I don’t know how to do this. I don’t know how you imbue basic hardship and striving skills into young people when they live in society where everything is easy. I suppose the easy answer is to create an environment in which everything is not easy.
Removing social media. Making them go without other things. Constantly teaching history of previous hardships. And having them work hard for seemingly small wins.
I suppose that works, and I’ve seen that it does, but it seems very difficult. Most parents are so busy trying to make their own lives work that they don’t have the time to create this falsely-difficult sterile environment for their kids. And this is especially difficult if all their peers have lives that pierce the necessity of your false training environment.
Anyway, it’s something we have to solve.
Obviously the quality of the goals matter too.
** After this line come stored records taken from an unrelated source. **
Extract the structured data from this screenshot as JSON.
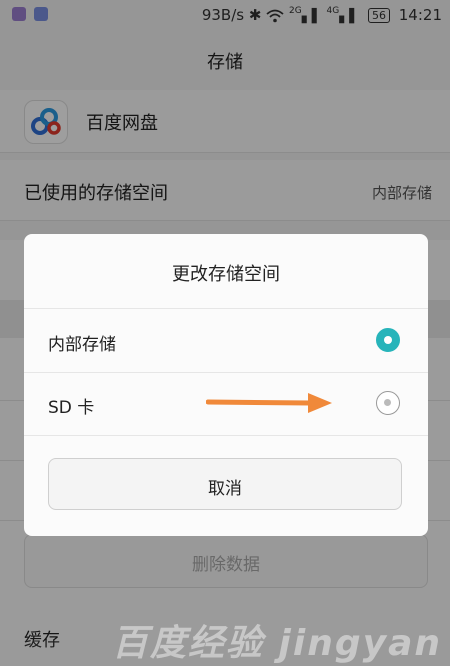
{
  "status_bar": {
    "speed": "93B/s",
    "net_2g": "2G",
    "net_4g": "4G",
    "battery": "56",
    "time": "14:21"
  },
  "header": {
    "title": "存储"
  },
  "app": {
    "name": "百度网盘",
    "icon": "baidu-netdisk-icon"
  },
  "storage": {
    "used_label": "已使用的存储空间",
    "location_value": "内部存储"
  },
  "background": {
    "delete_button": "删除数据",
    "cache_label": "缓存"
  },
  "dialog": {
    "title": "更改存储空间",
    "options": [
      {
        "label": "内部存储",
        "selected": true
      },
      {
        "label": "SD 卡",
        "selected": false
      }
    ],
    "cancel": "取消"
  },
  "colors": {
    "accent": "#27b4ba",
    "annotation_arrow": "#f0893a"
  }
}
The path to meaning is having long-term goals that you’re driven to accomplish.
If we don’t learn this lesson, and figure out how to imbue our children with it, we will end up repeating massive cycles like the following:
- War resulting from people forgetting what hardship looks like
- A couple of generations of great people who now appreciate life
- 2-3 generations of people increasingly taking the good life for granted
- War resulting from people forgetting what hardship looks like
Enough already. We must do better.
- It should also be noted that not all pressure and goals are equally positive or constructive. There are many immigrant groups or cultures that absolutely have the fire of ambition, and they absolutely impart that to their children, but it comes in the form of telling them they’ll be nothing if they don’t do X or Y, or attain the status of Z. This can create pressure and drive, for sure, but it’s often of a hollow type that fades for the child once they’ve attained those things. So you have a lot of people in their 30’s who have no idea what they should be doing with their lives because they’ve already accomplished what their parents told them to do. They got their degree. They got their good job. Now what? That’s why it’s better to come up with goals that focus on helping people outside yourself, and producing value for others vs. a more temporary and hollow bar of attainment for oneself.